Marie also joined the Paris Opera as a “little rat”, though her career never took off and she was eventually dismissed because of her poor attendance record at rehearsals. Laurens is quite clear about the reason for her mother enrolling her at the Paris Opera: “An auxiliary source of income was therefore available to the little Opera rat”, in the form of what could be earned by catering to the tastes of the often-wealthy men who hung around the Paris Opera: “Backstage, procurement was the quasi-official function of a mother, who was expected to ‘present’ her daughter to male admirers”. Nobody, including the police, seemed concerned about paedophilia.

Degas could be observed backstage, though in his case his concern was to sketch the dancers as they practised their steps and poses. He didn’t glamorise what they did. It was hard, tiring work and the weariness it brought on in its young practitioners can be seen in his drawings and paintings.

Maria had modelled for Degas before “The Little Dancer” and has been identified in some of his other works. And he made a number of preparatory sketches for his sculpture. Did he portray Marie as she really was, or was the sculpted figure deliberately given a certain kind of facial appearance? It certainly aroused some strong reactions when it was displayed. Laurens writes about nineteenth century notions of the way in which physical appearance could be related to class, and to propensities for crime and violence. And she adds: “The face of the Little Dancer undeniably has some of the features identified by the phrenologists and medical anatomists of the day as typically criminal: a sloping forehead, a protruding jaw, prominent cheekbones, thick hair”. It was not a face likely to match up to bourgeois ideas of beauty.

The general response to Degas’s sculpture when it was on display in 1881 was largely hostile, and he then kept it in his studio and refused to sell it. It was only after his death that twenty-two bronze casts (the original was wax) were manufactured and circulated to various museums and private collections. Laurens refers to this action as “a quick and dirty decision by Degas’s heirs, which showed little respect for the artist’s personality and wishes”. There was money to be made.

Laurens charts the history of The Little Dancer and informs us about nineteenth-century Paris, Degas’s personality, some of his contemporaries, and similar matters. What she can’t do, of course, is tell us a great deal about Marie. Nor what went on in the studio as she posed and he worked. “Did Degas talk to Marie during the first modelling sessions”, Laurens asks, and the simple answer is that we don’t know. He presumably had to give her some basic instructions about how to pose, but as he was famously less than sociable he may not have gone any further than that.
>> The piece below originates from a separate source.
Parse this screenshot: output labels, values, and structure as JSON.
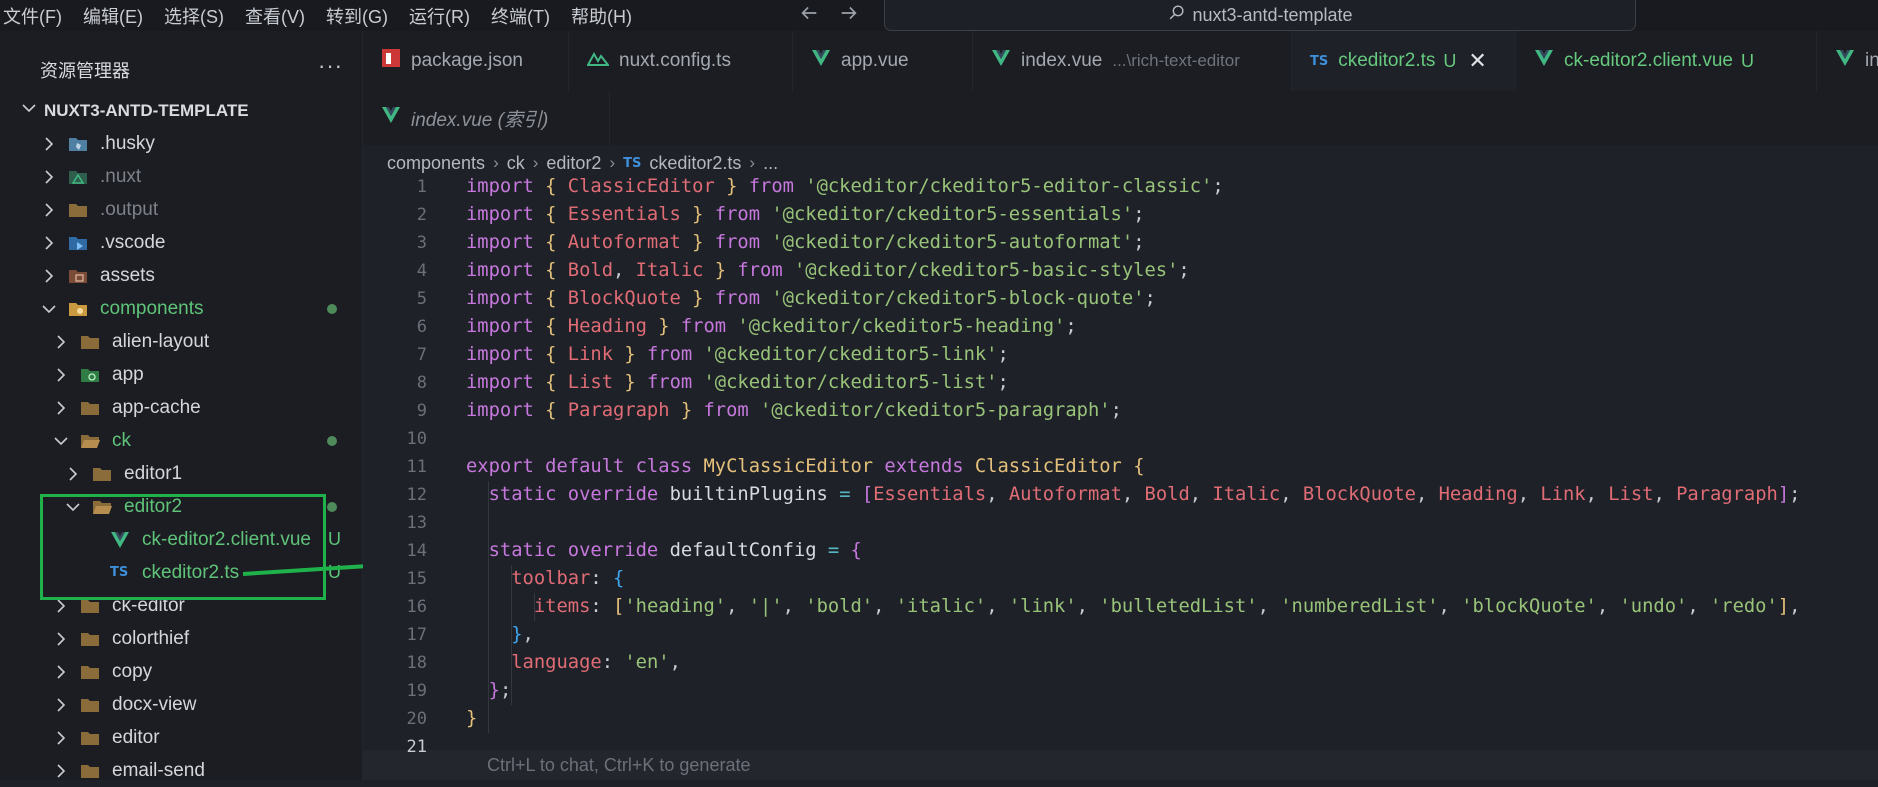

Laurens is a novelist and likes to suggest what could have taken place.

There were reports that Marie was sometimes seen in the Chat Noir and other Montmartre hang-outs, and she may have been in Belgium at some point in the early 1890s. After that, she disappears, to be remembered only because she was the model for Degas’s sculpture.